Coal mining in Collie risks becoming so costly that the State would be better off importing the commodity to keep the lights on, a report commissioned by the Barnett Government claims.
In a suggestion that casts doubt over the long-term prospects of WA's coal mining hub, the team behind a review of the State's energy industry has questioned whether it can survive.
The review team, led by Eastern States-based businessman Paul Breslin, said that although there was no shortage of coal reserves in WA, it was becoming uneconomic to mine them.
WA's coal mining industry is dominated by two companies - Indian-owned Griffin Coal and Chinese-controlled Premier, which are based in Collie.
The mines supply coal to power stations that last year provided about half the electricity used on the South West grid.
They are also among the biggest employers in the South West, employing hundreds of workers directly and underpinning much of the economic activity in Collie.
According to the review team, there were "commercial concerns" for the mines, which are dealing with worsening coal quality and being forced to sell it at a loss.
As part of a discussion paper outlining the key issues in the local energy system, the review team said importing coal from Indonesia might end up being more affordable.
"If prices need to increase significantly, it may be that other coal resources become competitive or, more likely, for power stations in the region of the Collie mine(s), there is a possibility of coal imports from countries such as Indonesia," the paper said.
Collie MP Mick Murray lashed out at the suggestion, saying it would undermine the town's confidence.
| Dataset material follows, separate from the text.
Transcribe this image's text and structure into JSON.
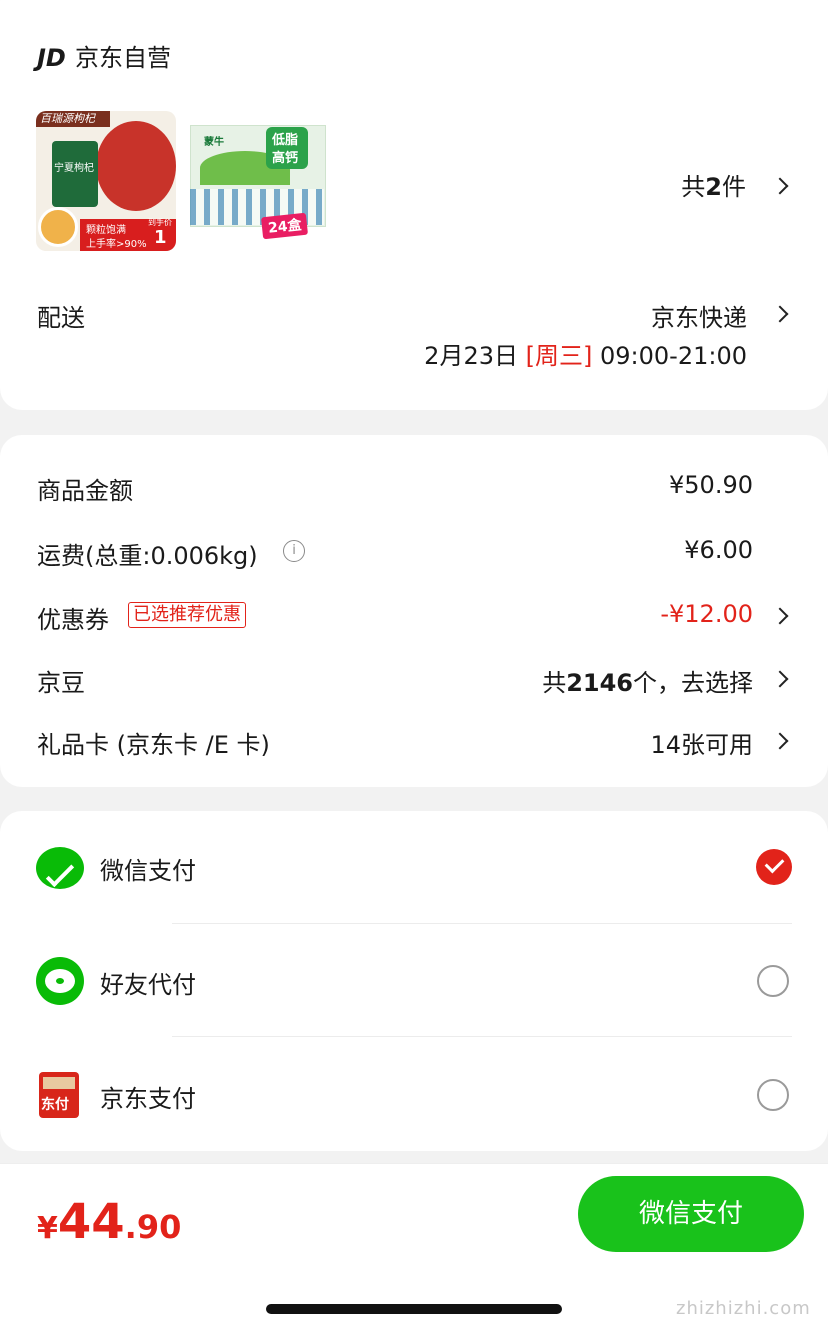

He said it was implausible that importing coal from as far away as Indonesia could be cheaper than producing it locally.
A Griffin coal spokesman said the cost of bringing coal from Indonesia was likely to be between $100 and $120 a tonne - more than double the local price.